Behold, the power of through-put!
author’s note: I would like to see Fridays become a bit of a reader’s forum where I offer my perspective to your questions. My blog here deals with the topics of culture, education, engineering and theology so it casts a fairly wide net. Barring a start from a reader, I will pull from my Twitter feed when I think a tweet can use a bit more explanation.
So today’s starting thought is: “Life in an instant society serves as a breeding ground for impatience.”
Now it could be that I just watched the Story of Stuff. Or it could be that I recently read Fast-Food Nation. Or it could be that I occasionally contemplate what life would be like if I only had 100 things to call my own. But I think there is something remarkably wrong in our consumer-driven society that has “MORE!” as its rallying cry.
Lent can be a helpful time to consider a model that differs from consumerism, even as I admit to faltering rather spectacularly in that regard this year. When life gets busy, the busy go out to eat. But is not that part of the problem anyway?
Instant societies allow us to run ourselves ragged to the point where we have nothing left. We dull our pain through the immediate acquisition in the present moment. And why not? The stuff is available and we have the resources to go for it. Taking the time to discern how something will and may affect us often times to move beyond the basic “I want!” of childlike reasoning. But we hit critical problems when we come to expect an incredible amount of through-put…
We push ourselves… higher, faster, stronger, longer. We critique God’s… timing, grace, gifts, purposes. We excuse ourselves of… responsibility, consequence, enjoyment, life. We mock… humility, generosity, selfless actions, love. We start to trust our… selves, capabilities, ideas, processes. And we lose the act of living.

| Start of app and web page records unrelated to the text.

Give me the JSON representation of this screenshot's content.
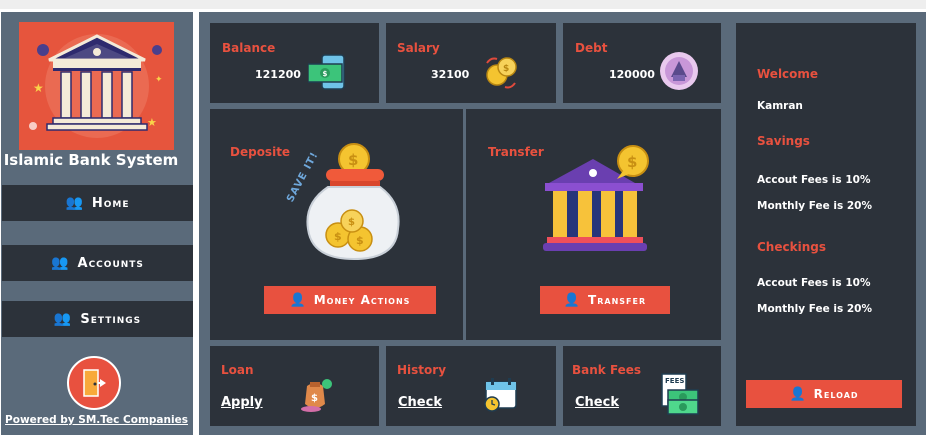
{
  "sidebar": {
    "title": "Islamic Bank System",
    "nav": [
      {
        "label": "Home",
        "icon": "users-icon"
      },
      {
        "label": "Accounts",
        "icon": "users-icon"
      },
      {
        "label": "Settings",
        "icon": "users-icon"
      }
    ],
    "powered_by": "Powered by SM.Tec Companies"
  },
  "stats": {
    "balance": {
      "label": "Balance",
      "value": "121200"
    },
    "salary": {
      "label": "Salary",
      "value": "32100"
    },
    "debt": {
      "label": "Debt",
      "value": "120000"
    }
  },
  "deposit": {
    "label": "Deposite",
    "jar_text": "SAVE IT!",
    "button": "Money Actions"
  },
  "transfer": {
    "label": "Transfer",
    "button": "Transfer"
  },
  "loan": {
    "label": "Loan",
    "link": "Apply"
  },
  "history": {
    "label": "History",
    "link": "Check"
  },
  "bank_fees": {
    "label": "Bank Fees",
    "link": "Check",
    "icon_text": "FEES"
  },
  "right_panel": {
    "welcome_label": "Welcome",
    "user_name": "Kamran",
    "savings_label": "Savings",
    "savings_account_fee": "Accout Fees is 10%",
    "savings_monthly_fee": "Monthly Fee is 20%",
    "checkings_label": "Checkings",
    "checkings_account_fee": "Accout Fees is 10%",
    "checkings_monthly_fee": "Monthly Fee is 20%",
    "reload_button": "Reload"
  },
  "colors": {
    "accent": "#e8513f",
    "panel": "#2c323a",
    "frame": "#5a6a7a",
    "logo_bg": "#e6553d"
  }
}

Surely there has to be a more excellent way. But how can this abundance be found when we focus primarily on material abundance?